Now, we have an extremely good air defence capability in the FI, and if an unidentified aircraft were spotted (not difficult as there are only 1 – 2 planes a week flying in from the South American mainland) then it would quickly be investigated by QRA. At the same time the RIC would show up in the resident helicopter transport and have a cordon round the site very quickly.
Now, if there is a harbour nearby, all it takes is for an RN warship to track all surface vessels in the region, and intercept any vessels entering the FI conservation zone. If the Argentines pushed through, then they leave themselves open to arrest under international law.
Even if a vessel entered the anchorage, it would require a significant amphibious capability to put its stores ashore – essentially an act of war. Only a very, very stupid Argentine government would willingly do this unless it was very sure of its international position. More to the point, the Argentines don’t have the capability required to do this at present.
The end result is a small infantry presence, which will have been identified as it approached the FI, and if it landed would quickly find itself constrained. It will have no logistical support to speak of, unless the Argentines plan on landing a range of kit through means that they don’t currently have. The end result is a hungry, reduced strength infantry presence with no support, no supplies coming through and no ability to be reinforced.
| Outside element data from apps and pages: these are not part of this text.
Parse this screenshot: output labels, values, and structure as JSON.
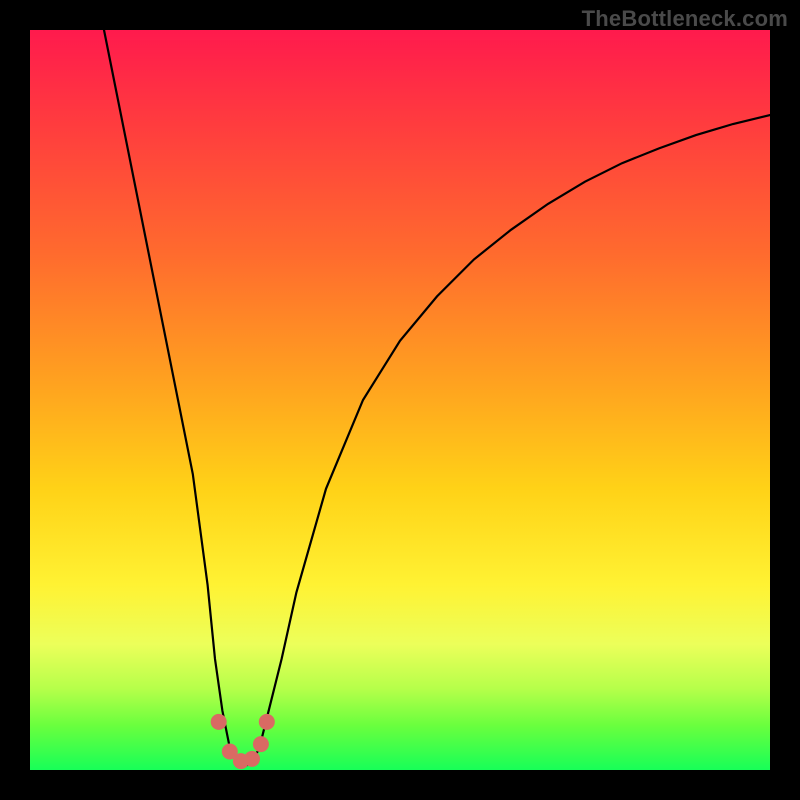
{
  "watermark": "TheBottleneck.com",
  "chart_data": {
    "type": "line",
    "title": "",
    "xlabel": "",
    "ylabel": "",
    "xlim": [
      0,
      100
    ],
    "ylim": [
      0,
      100
    ],
    "series": [
      {
        "name": "curve",
        "x": [
          10,
          12,
          14,
          16,
          18,
          20,
          22,
          24,
          25,
          26,
          27,
          28,
          29,
          30,
          31,
          32,
          34,
          36,
          40,
          45,
          50,
          55,
          60,
          65,
          70,
          75,
          80,
          85,
          90,
          95,
          100
        ],
        "y": [
          100,
          90,
          80,
          70,
          60,
          50,
          40,
          25,
          15,
          8,
          3,
          1,
          0.5,
          1,
          3,
          7,
          15,
          24,
          38,
          50,
          58,
          64,
          69,
          73,
          76.5,
          79.5,
          82,
          84,
          85.8,
          87.3,
          88.5
        ]
      }
    ],
    "markers": {
      "name": "bottom-cluster",
      "color": "#d96a63",
      "points": [
        {
          "x": 25.5,
          "y": 6.5
        },
        {
          "x": 27.0,
          "y": 2.5
        },
        {
          "x": 28.5,
          "y": 1.2
        },
        {
          "x": 30.0,
          "y": 1.5
        },
        {
          "x": 31.2,
          "y": 3.5
        },
        {
          "x": 32.0,
          "y": 6.5
        }
      ]
    },
    "gradient_stops": [
      {
        "pos": 0,
        "color": "#ff1a4d"
      },
      {
        "pos": 30,
        "color": "#ff6a2e"
      },
      {
        "pos": 62,
        "color": "#ffd217"
      },
      {
        "pos": 83,
        "color": "#ecff5a"
      },
      {
        "pos": 100,
        "color": "#17ff58"
      }
    ]
  }
}
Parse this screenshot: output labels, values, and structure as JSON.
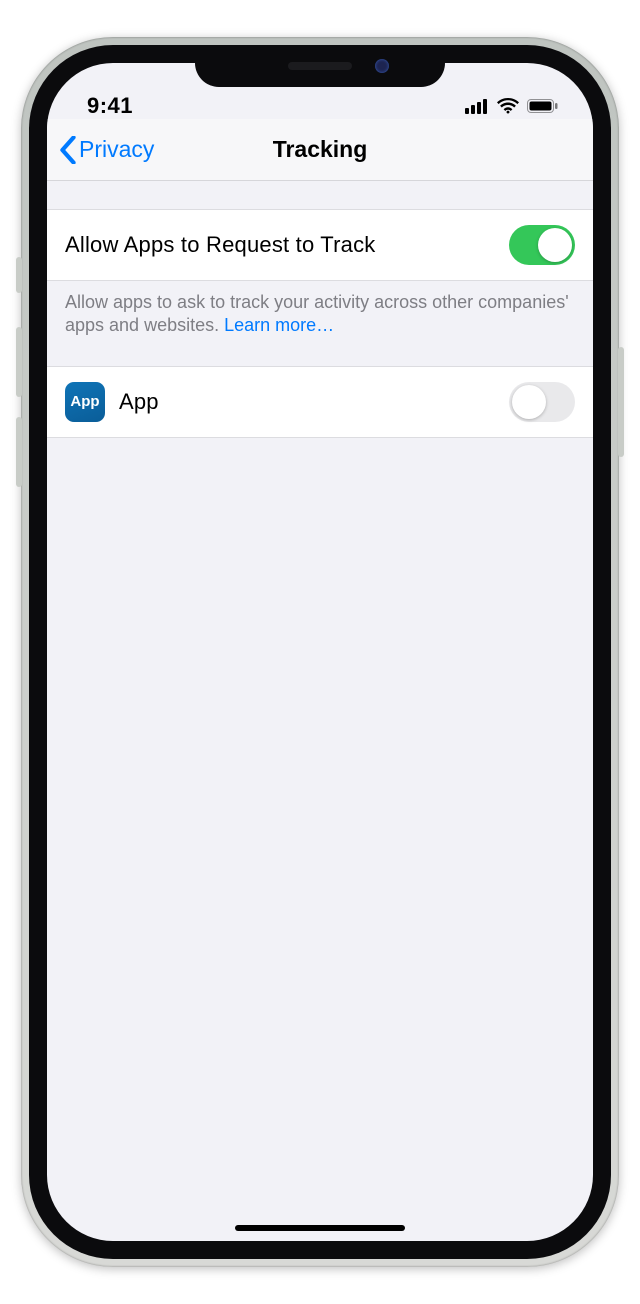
{
  "status": {
    "time": "9:41"
  },
  "nav": {
    "back_label": "Privacy",
    "title": "Tracking"
  },
  "rows": {
    "allow": {
      "label": "Allow Apps to Request to Track",
      "enabled": true
    },
    "footer_text": "Allow apps to ask to track your activity across other companies' apps and websites. ",
    "footer_link": "Learn more…",
    "app": {
      "icon_label": "App",
      "name": "App",
      "enabled": false
    }
  }
}
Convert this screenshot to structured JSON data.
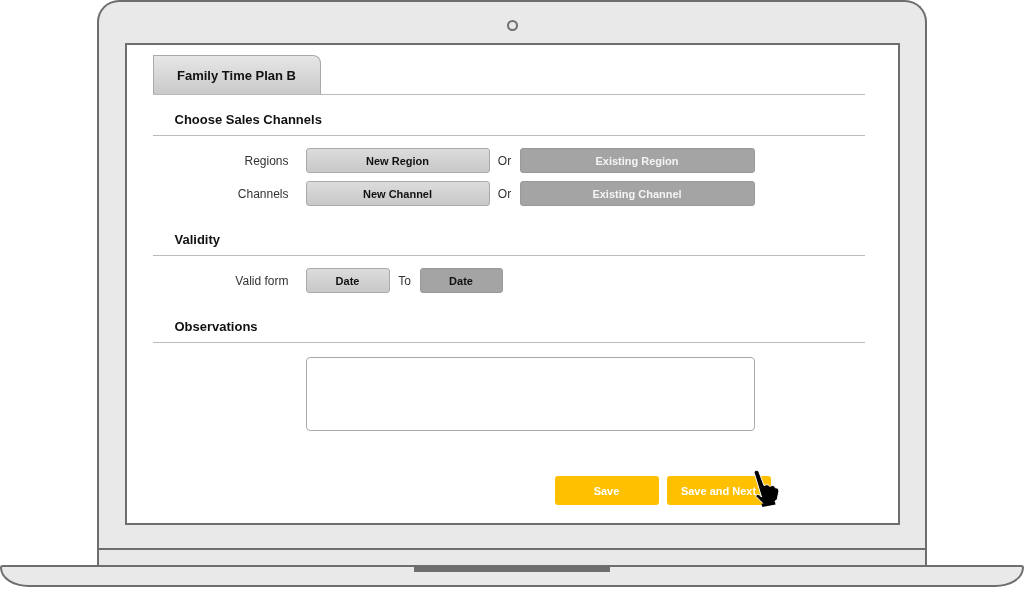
{
  "tabs": [
    {
      "label": "Family Time Plan B",
      "selected": true
    }
  ],
  "sections": [
    {
      "title": "Choose Sales Channels",
      "rows": [
        {
          "label": "Regions",
          "items": [
            {
              "kind": "light",
              "text": "New Region"
            },
            {
              "kind": "connector",
              "text": "Or"
            },
            {
              "kind": "dark",
              "text": "Existing Region"
            }
          ]
        },
        {
          "label": "Channels",
          "items": [
            {
              "kind": "light",
              "text": "New Channel"
            },
            {
              "kind": "connector",
              "text": "Or"
            },
            {
              "kind": "dark",
              "text": "Existing Channel"
            }
          ]
        }
      ]
    },
    {
      "title": "Validity",
      "rows": [
        {
          "label": "Valid form",
          "items": [
            {
              "kind": "light-short",
              "text": "Date"
            },
            {
              "kind": "connector",
              "text": "To"
            },
            {
              "kind": "dark-short",
              "text": "Date"
            }
          ]
        }
      ]
    },
    {
      "title": "Observations",
      "rows": [
        {
          "items": [
            {
              "kind": "textarea"
            }
          ]
        }
      ]
    }
  ],
  "actions": [
    {
      "label": "Save"
    },
    {
      "label": "Save and Next"
    }
  ]
}
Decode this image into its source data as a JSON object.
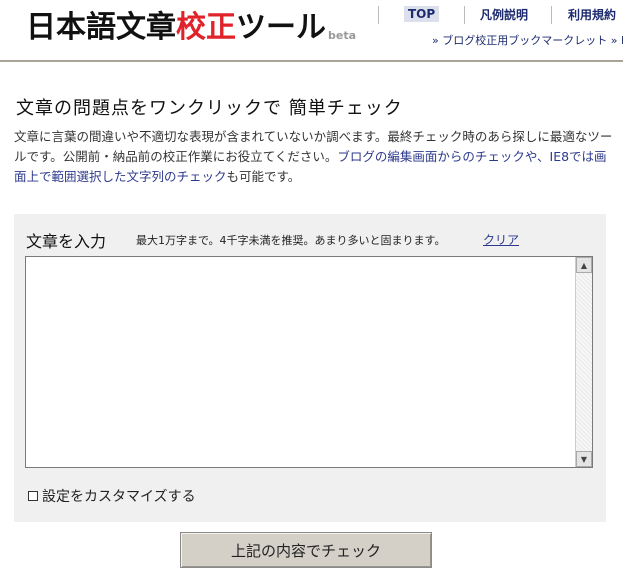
{
  "header": {
    "logo": {
      "part1": "日本語文章",
      "accent": "校正",
      "part2": "ツール",
      "beta": "beta"
    },
    "nav": [
      {
        "label": "TOP"
      },
      {
        "label": "凡例説明"
      },
      {
        "label": "利用規約"
      }
    ],
    "sub_link": "» ブログ校正用ブックマークレット » IE"
  },
  "main": {
    "headline": "文章の問題点をワンクリックで 簡単チェック",
    "intro": {
      "p1": "文章に言葉の間違いや不適切な表現が含まれていないか調べます。最終チェック時のあら探しに最適なツールです。公開前・納品前の校正作業にお役立てください。",
      "p2": "ブログの編集画面からのチェックや、IE8では画面上で範囲選択した文字列のチェック",
      "p3": "も可能です。"
    },
    "input": {
      "title": "文章を入力",
      "note": "最大1万字まで。4千字未満を推奨。あまり多いと固まります。",
      "clear": "クリア",
      "value": "",
      "placeholder": ""
    },
    "customize_label": "設定をカスタマイズする",
    "submit_label": "上記の内容でチェック"
  },
  "colors": {
    "accent": "#e0232a",
    "link": "#1d2b6e",
    "panel_bg": "#f0f0f0",
    "button_bg": "#d4d0c8",
    "rule": "#a8a49a"
  }
}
The UK would doubtless tell the Argentines to politely leave, or face an eviction.
Such a move is extremely risky politically as it would rely on the assumption that the UK would not use force to remove the argentines from the islands. I wouldn’t see it that way – I would expect a firm ‘get out by this time’ or face the consequences. This would take 72 hours or so, in which time a much larger reinforcement operation is underway in the FI, and the poor Argentines find themselves on the receiving end of a much larger UK assault in response.
Images of the Argentines being evicted from the Falklands again would be a political disaster for the incumbent argentine government, and probably cost the Kirchners their hold on power. I fail to see why they would risk everything for a gamble which doesn’t deliver anything tangible, and risks utter humiliation again.

x
x
October 26, 2010 4:50 pm

Jed said “Only a very, very stupid Argentine government ”

Um. True they are just normally very stupid.

We should remember that South American politics are very different from our own. Things are very volatile. And the most implausible rhetoric wins support.

paul g
October 26, 2010 7:57 pm

why would they have to invade? the tart that runs argentina has already had the tart called hilary clinton over for tea and cakes, nice couple of photos of them laughing together and then oh quelle surprise tart face clinton is suggesting we open talks with the tart over the malvinas (note not the falklands). back door pressure, still we’ll be alright barry o loves the UK, oh wait, no he doesn’t

x
x
October 26, 2010 8:49 pm

In the Reagan government there was a large pro-Latin group. We take for read that Ronnie was on our side……

Though the growing Espanic community in the US is increasingly vocal I wouldn’t worry about it too much just yet.

I forecast that within the next decade it will be Arizona desert that US armed forces will be rushing to secure. I see a hardening of US and Latin American relations.